INFORMATION PROVIDED:
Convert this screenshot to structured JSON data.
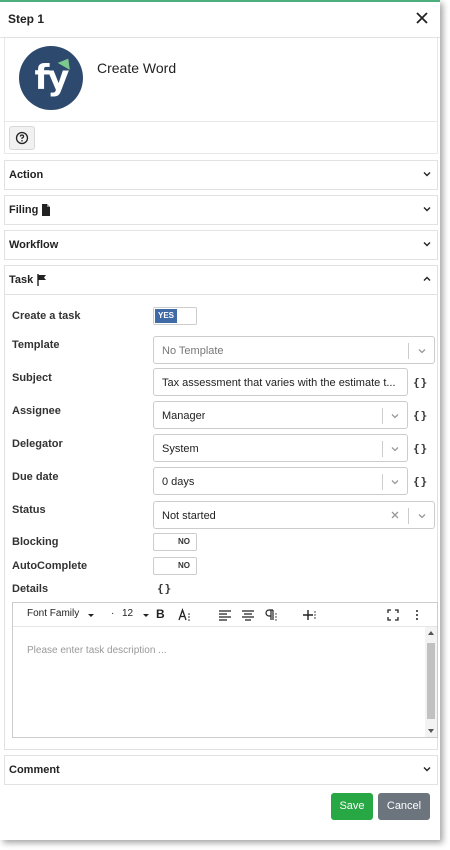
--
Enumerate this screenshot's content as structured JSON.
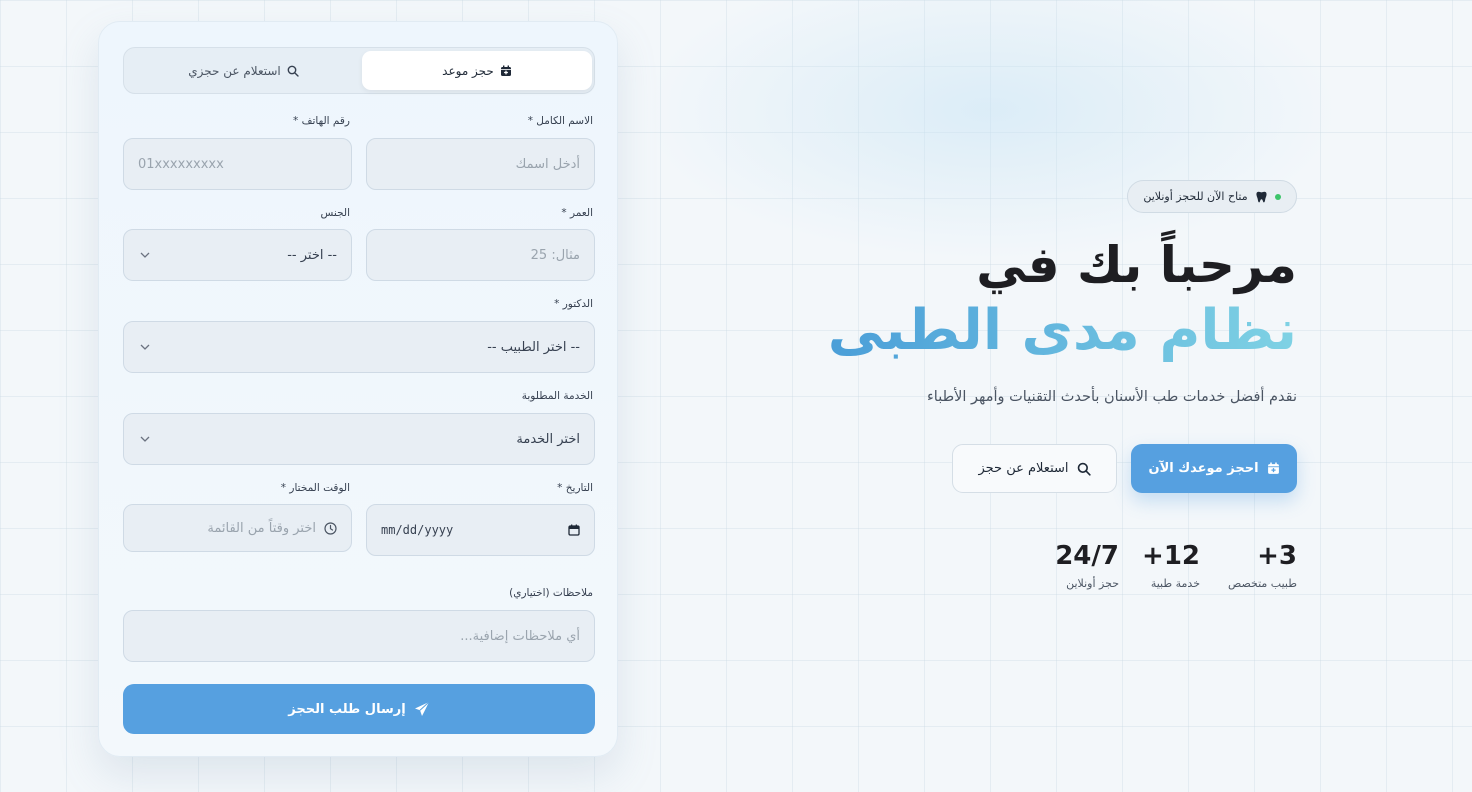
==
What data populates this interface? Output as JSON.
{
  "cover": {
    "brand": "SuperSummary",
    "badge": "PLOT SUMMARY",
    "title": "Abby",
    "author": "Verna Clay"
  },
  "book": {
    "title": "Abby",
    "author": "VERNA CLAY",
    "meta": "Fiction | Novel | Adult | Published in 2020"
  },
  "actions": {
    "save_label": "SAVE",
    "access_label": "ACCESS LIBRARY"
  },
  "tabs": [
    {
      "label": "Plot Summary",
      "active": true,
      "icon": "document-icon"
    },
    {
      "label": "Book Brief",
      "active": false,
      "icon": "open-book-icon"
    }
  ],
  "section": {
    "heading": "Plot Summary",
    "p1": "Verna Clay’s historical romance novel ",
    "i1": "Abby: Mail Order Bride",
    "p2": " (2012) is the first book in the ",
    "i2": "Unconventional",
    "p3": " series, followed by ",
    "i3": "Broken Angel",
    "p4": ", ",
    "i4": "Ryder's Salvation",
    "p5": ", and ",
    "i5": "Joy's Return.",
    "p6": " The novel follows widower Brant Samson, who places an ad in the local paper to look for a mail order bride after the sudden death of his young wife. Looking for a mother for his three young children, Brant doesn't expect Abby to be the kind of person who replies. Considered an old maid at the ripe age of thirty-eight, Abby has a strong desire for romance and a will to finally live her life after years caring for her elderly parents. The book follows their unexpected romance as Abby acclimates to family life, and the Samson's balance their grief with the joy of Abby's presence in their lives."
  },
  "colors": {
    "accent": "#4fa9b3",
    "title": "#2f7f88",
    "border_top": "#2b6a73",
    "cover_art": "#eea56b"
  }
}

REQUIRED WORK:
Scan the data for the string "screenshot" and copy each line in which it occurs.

TASK SOLUTION:
Convert this screenshot to structured JSON data.
Enumerate this screenshot's content as structured JSON.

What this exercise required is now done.